- _YOUR ASSIGNMENT_
Determine how many lines of the records include "seal", and answer with the number alone.
========================================================================
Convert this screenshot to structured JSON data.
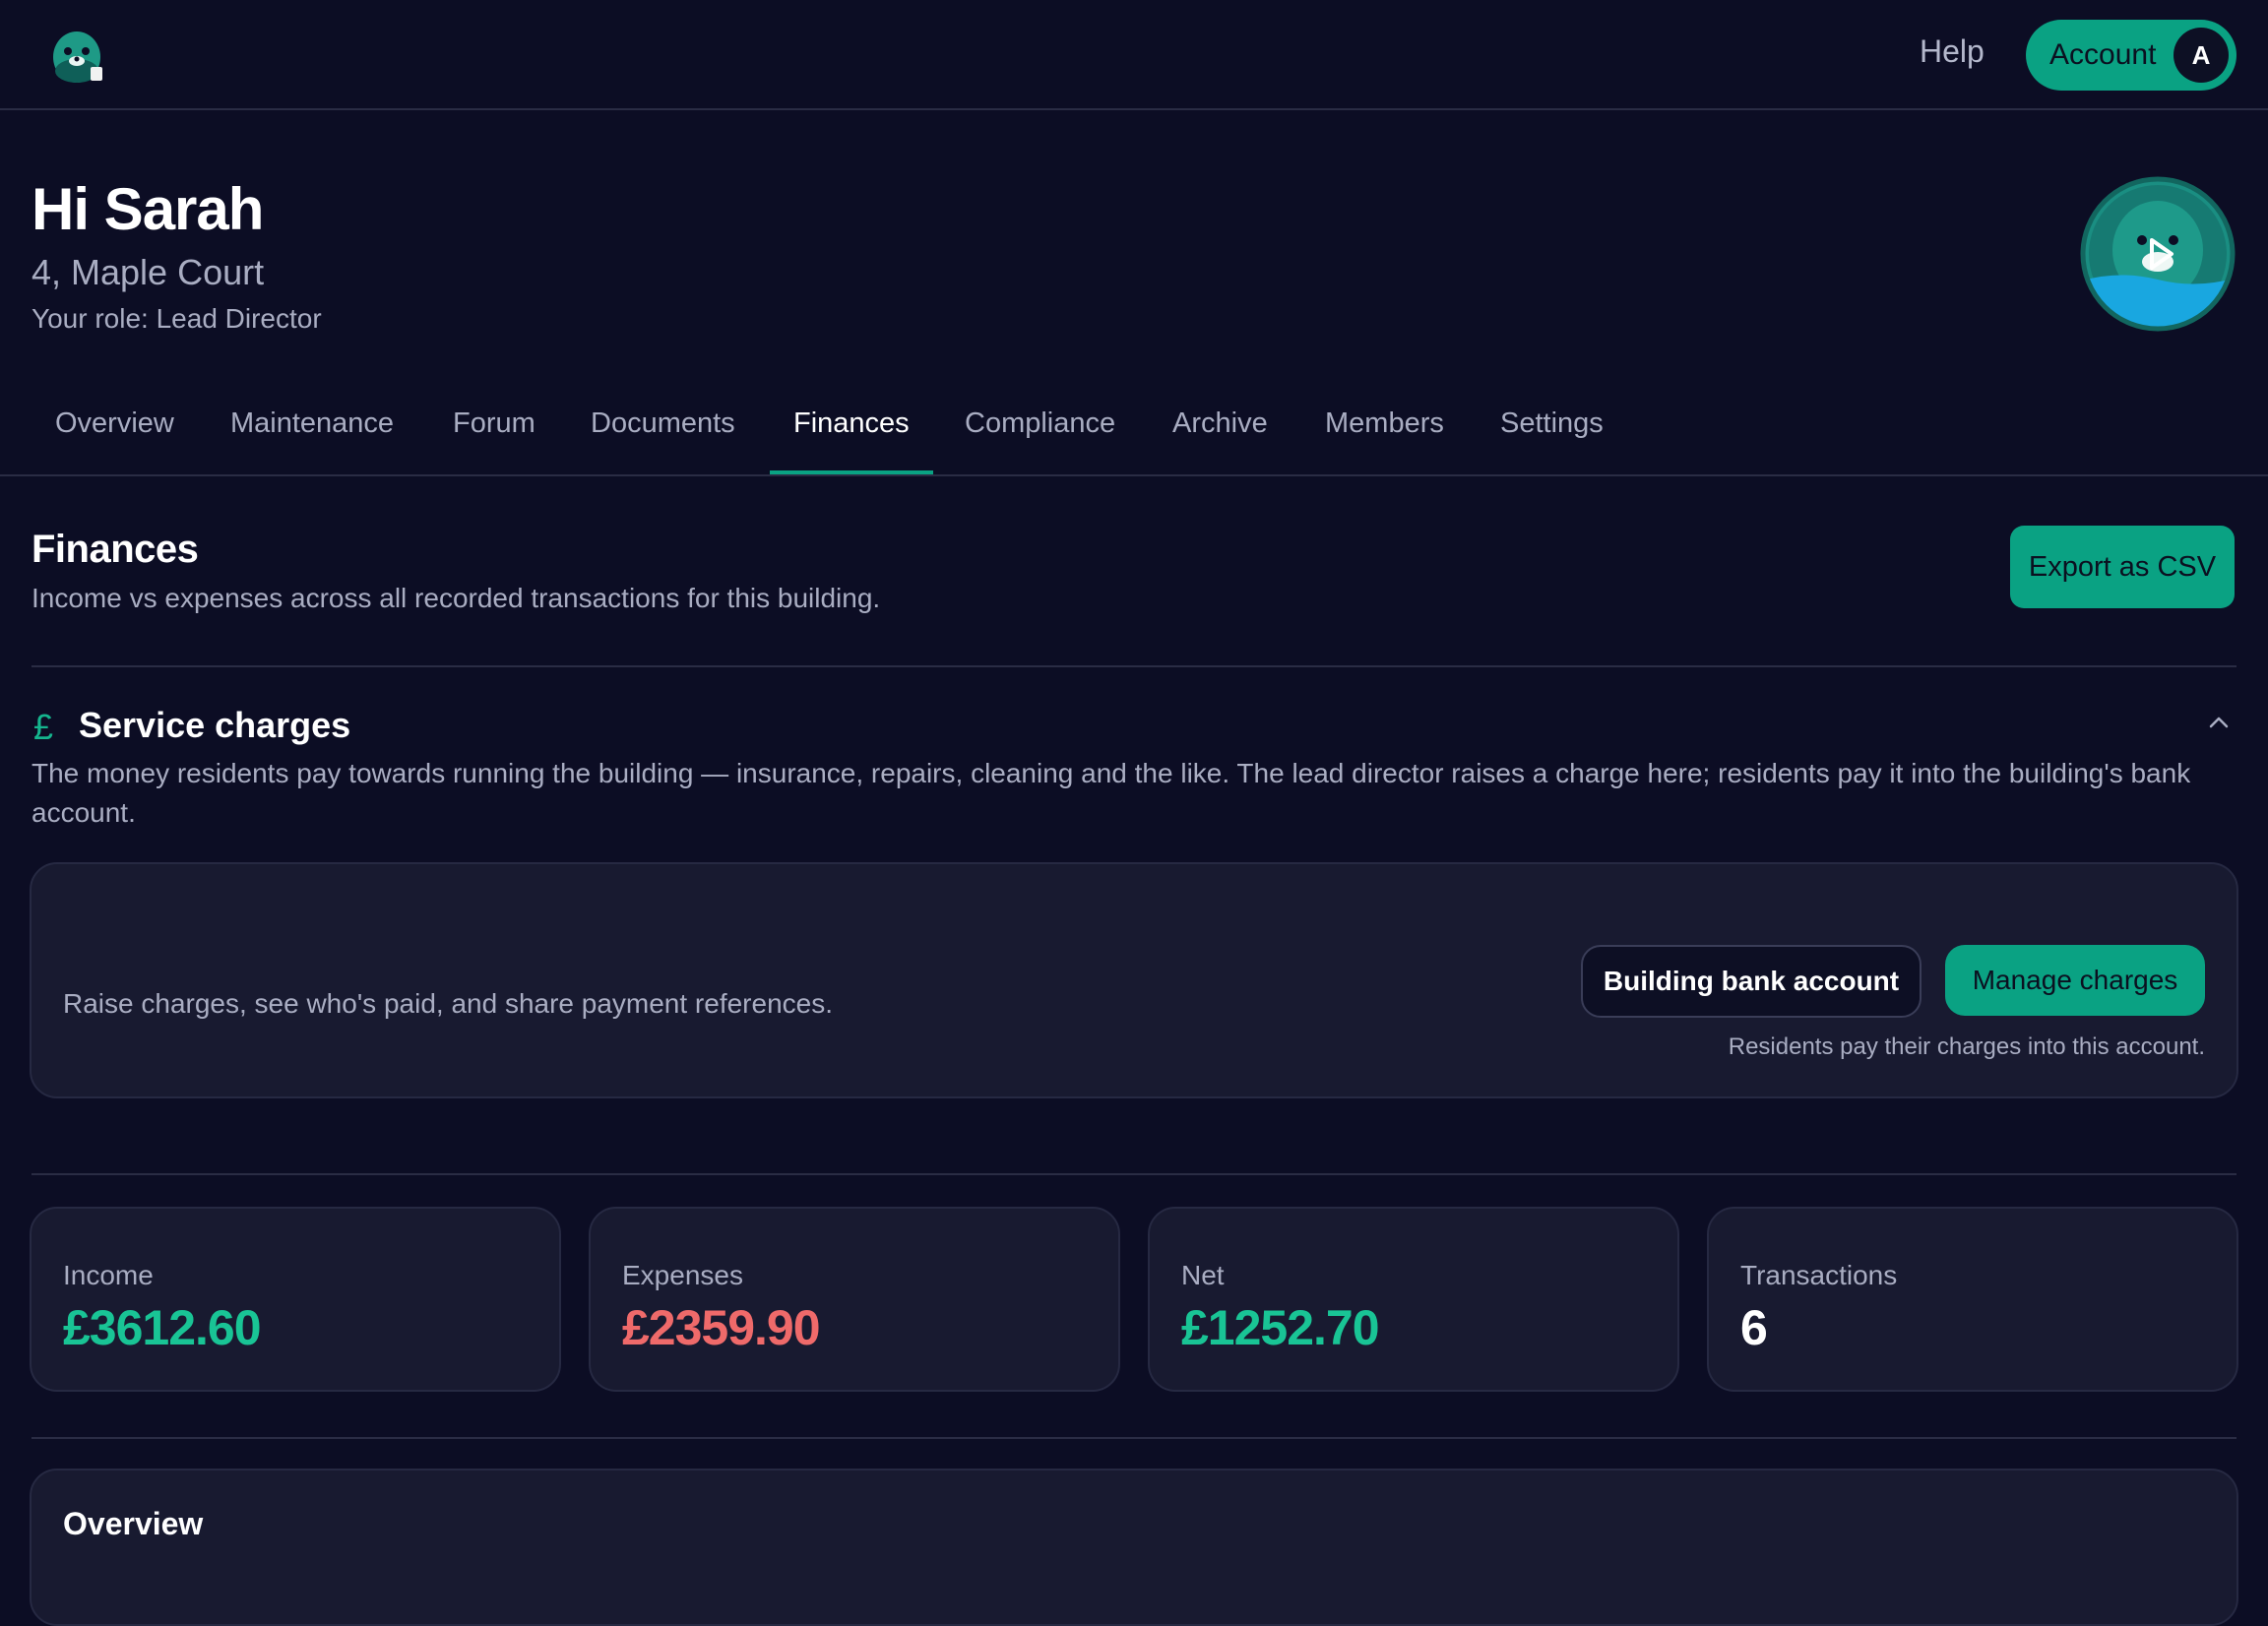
{
  "header": {
    "logo_icon": "seal-mascot-icon",
    "help_label": "Help",
    "account_label": "Account",
    "account_initial": "A"
  },
  "hero": {
    "greeting": "Hi Sarah",
    "address": "4, Maple Court",
    "role": "Your role: Lead Director",
    "avatar_icon": "seal-mascot-avatar"
  },
  "tabs": [
    {
      "label": "Overview",
      "active": false
    },
    {
      "label": "Maintenance",
      "active": false
    },
    {
      "label": "Forum",
      "active": false
    },
    {
      "label": "Documents",
      "active": false
    },
    {
      "label": "Finances",
      "active": true
    },
    {
      "label": "Compliance",
      "active": false
    },
    {
      "label": "Archive",
      "active": false
    },
    {
      "label": "Members",
      "active": false
    },
    {
      "label": "Settings",
      "active": false
    }
  ],
  "finances": {
    "title": "Finances",
    "subtitle": "Income vs expenses across all recorded transactions for this building.",
    "export_label": "Export as CSV"
  },
  "service_charges": {
    "icon": "pound-icon",
    "title": "Service charges",
    "description": "The money residents pay towards running the building — insurance, repairs, cleaning and the like. The lead director raises a charge here; residents pay it into the building's bank account.",
    "card_text": "Raise charges, see who's paid, and share payment references.",
    "bank_button": "Building bank account",
    "manage_button": "Manage charges",
    "bank_note": "Residents pay their charges into this account."
  },
  "stats": [
    {
      "label": "Income",
      "value": "£3612.60",
      "color": "#19c495"
    },
    {
      "label": "Expenses",
      "value": "£2359.90",
      "color": "#ef6a6a"
    },
    {
      "label": "Net",
      "value": "£1252.70",
      "color": "#19c495"
    },
    {
      "label": "Transactions",
      "value": "6",
      "color": "#ffffff"
    }
  ],
  "overview": {
    "title": "Overview"
  },
  "colors": {
    "background": "#0c0d24",
    "accent": "#0aa283",
    "card": "#181a30",
    "income": "#19c495",
    "expense": "#ef6a6a"
  }
}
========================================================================
- _WRITTEN RESPONSE_
2